Among those airfields, Farnborough is an obvious candidate and Geere says: “Electrification technology and its application to air travel is clearly something that will develop, and I am sure will be part of the package of solutions to address the industry’s response to climate change over time.” Time is the critical factor and he is realistic over the prospect of Farnborough hosting eVTOL craft in the near term: “I think there is a role for Farnborough Airport, however it is difficult to see a paradigm shift in the demand for helicopters simply because they are electrified.”
Scheduled for 18 to 22 July 2022, the next Farnborough International Airshow will no doubt provide a showcase for eVTOL developers and other practitioners in hybrid, electric and hydrogen power. But what does the show mean to the Farnborough Airport team? Does it create a hectic week or two that distract from the day-to-day work of running a business aviation hub, or is it a much bigger deal?
“It’s a much bigger deal,” Geere confirms. “Every two years the show is an incredible opportunity to showcase Farnborough Airport to the rest of the world. Farnborough Airport is synonymous with the airshow and we are proud to work with the organiser, Farnborough International, to ensure its success.”

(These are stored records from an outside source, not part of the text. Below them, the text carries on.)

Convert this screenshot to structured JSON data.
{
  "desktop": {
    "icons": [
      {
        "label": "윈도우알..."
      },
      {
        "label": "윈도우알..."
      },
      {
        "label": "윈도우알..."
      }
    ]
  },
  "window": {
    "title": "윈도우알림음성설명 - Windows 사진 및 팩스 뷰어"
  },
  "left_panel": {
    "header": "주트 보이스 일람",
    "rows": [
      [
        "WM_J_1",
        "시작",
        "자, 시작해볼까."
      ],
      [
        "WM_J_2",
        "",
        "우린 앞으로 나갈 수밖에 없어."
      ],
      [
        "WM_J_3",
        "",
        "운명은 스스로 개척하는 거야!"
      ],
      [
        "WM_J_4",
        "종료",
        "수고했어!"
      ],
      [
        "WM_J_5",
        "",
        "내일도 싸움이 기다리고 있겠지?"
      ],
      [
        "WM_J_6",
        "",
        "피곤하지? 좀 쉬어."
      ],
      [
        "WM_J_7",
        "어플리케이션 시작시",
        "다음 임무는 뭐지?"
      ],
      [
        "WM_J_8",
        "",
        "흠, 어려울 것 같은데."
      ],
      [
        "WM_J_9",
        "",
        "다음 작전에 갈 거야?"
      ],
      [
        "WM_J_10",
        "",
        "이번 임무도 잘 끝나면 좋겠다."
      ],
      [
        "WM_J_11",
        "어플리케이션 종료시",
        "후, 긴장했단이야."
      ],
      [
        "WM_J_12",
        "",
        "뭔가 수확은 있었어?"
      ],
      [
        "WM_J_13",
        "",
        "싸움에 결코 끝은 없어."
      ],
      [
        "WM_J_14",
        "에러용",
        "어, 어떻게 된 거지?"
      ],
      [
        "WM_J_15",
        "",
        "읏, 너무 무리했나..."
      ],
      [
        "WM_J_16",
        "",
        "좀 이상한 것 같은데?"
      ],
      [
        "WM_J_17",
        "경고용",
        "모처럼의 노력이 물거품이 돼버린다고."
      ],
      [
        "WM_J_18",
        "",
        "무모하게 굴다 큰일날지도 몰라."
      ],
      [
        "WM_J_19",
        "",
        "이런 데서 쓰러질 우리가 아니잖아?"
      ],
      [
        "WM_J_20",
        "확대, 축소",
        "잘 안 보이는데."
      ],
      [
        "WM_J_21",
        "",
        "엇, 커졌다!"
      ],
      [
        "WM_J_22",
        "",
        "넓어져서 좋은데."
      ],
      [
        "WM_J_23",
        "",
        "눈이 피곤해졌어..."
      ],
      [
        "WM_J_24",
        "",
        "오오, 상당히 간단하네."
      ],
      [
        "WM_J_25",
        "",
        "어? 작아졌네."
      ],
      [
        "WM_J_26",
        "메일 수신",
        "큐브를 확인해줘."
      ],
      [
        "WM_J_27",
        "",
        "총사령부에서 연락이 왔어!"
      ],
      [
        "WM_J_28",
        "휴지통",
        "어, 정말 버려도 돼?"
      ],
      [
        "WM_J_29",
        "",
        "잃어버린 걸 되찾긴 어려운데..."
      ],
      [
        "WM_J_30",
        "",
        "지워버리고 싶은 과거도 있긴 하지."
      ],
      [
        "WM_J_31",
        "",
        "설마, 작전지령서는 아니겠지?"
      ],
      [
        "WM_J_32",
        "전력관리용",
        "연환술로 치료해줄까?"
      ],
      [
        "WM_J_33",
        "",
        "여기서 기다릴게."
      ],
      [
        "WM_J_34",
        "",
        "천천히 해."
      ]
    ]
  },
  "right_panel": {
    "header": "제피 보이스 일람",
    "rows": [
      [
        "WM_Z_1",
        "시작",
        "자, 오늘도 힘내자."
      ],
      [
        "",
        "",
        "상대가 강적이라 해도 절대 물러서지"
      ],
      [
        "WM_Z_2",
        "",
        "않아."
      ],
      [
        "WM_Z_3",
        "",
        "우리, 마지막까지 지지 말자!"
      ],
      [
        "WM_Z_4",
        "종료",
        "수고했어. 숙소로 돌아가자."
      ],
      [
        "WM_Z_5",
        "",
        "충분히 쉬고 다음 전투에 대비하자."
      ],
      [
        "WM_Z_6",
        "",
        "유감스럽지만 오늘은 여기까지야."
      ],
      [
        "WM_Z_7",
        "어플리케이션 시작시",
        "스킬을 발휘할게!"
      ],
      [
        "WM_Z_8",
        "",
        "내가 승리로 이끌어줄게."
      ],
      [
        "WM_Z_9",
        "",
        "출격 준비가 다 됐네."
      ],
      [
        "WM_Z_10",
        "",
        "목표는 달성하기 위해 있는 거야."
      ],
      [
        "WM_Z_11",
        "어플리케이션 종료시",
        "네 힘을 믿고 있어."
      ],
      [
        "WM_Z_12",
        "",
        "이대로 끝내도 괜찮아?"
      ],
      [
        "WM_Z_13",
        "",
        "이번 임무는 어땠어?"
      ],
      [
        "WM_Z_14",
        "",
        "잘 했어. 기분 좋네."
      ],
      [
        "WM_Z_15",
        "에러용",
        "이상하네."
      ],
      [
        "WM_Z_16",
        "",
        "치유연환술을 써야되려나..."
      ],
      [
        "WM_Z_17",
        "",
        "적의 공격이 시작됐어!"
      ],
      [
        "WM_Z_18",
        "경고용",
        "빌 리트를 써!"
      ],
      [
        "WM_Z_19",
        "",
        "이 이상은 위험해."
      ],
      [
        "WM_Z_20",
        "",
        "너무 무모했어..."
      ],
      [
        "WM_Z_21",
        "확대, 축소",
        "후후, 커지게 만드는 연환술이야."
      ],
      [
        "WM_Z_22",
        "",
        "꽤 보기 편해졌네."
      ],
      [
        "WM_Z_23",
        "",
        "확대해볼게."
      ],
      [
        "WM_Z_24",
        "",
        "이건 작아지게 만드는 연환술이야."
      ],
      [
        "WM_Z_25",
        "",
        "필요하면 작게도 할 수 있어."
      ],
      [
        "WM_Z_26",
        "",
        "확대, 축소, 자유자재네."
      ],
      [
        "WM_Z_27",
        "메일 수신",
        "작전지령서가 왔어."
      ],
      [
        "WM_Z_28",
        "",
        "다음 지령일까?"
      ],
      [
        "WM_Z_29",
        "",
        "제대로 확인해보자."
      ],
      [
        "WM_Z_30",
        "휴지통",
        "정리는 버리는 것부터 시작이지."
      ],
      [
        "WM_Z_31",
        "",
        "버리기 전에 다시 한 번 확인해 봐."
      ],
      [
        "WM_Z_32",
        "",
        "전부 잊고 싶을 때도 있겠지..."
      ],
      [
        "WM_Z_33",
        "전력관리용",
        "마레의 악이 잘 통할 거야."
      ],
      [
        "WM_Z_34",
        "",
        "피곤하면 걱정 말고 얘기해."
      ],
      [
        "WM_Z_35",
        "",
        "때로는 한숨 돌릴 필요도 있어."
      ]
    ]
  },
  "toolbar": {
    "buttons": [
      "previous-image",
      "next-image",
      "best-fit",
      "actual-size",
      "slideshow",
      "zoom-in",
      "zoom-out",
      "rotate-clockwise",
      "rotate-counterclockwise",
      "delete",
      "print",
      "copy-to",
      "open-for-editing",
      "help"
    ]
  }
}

The Farnborough International Airshow – or just ‘Farnborough’ to those of us for whom it’s a biennial pilgrimage – remains as a living reminder of the airfield’s place in Britain’s aviation heritage. Yet the airport always feels special. Visiting on a fine June morning to research the PC-24 article appearing elsewhere in this edition, I was forcibly reminded of Farnborough’s past by its present.
Walking out to the Pilatus, I spotted a Hawker 800. The US-built jet’s ancestry is through the British Aerospace 125-800 and Hawker Siddeley HS.125, all the way back to the de Havilland DH.125 Dragon Jet, first flown in 1962. In April 1911, Farnborough had become the Royal Aircraft Factory, employing Geoffrey de Havilland as a pilot/designer. De Havilland flew his first ‘Farnborough’ design at the airfield in June 1911; the company that ultimately bore his name went on to build many successful aircraft, of which the DH.125 was the last.
Neither the airshow nor Geoffrey de Havilland have any real significance to passengers passing through Farnborough’s impressive terminal. And yet, Geere maintains, “This is the legacy that truly reflects the spirit of Farnborough Airport. Over the decades we have demonstrated our pioneering ethos. From the first UK powered flight in 1908 to being the world’s first business aviation airport to achieve carbon neutral accreditation, we want to be leaders in the field.
“We talk about being ‘Ahead of the Curve’, which is a reference to the shape of our iconic hangars, but actually it is a statement of intent. In everything we do, we want to excel. The only thing that will stop us is the limit of our own ambition. And just so you know, we’re feeling pretty ambitious.”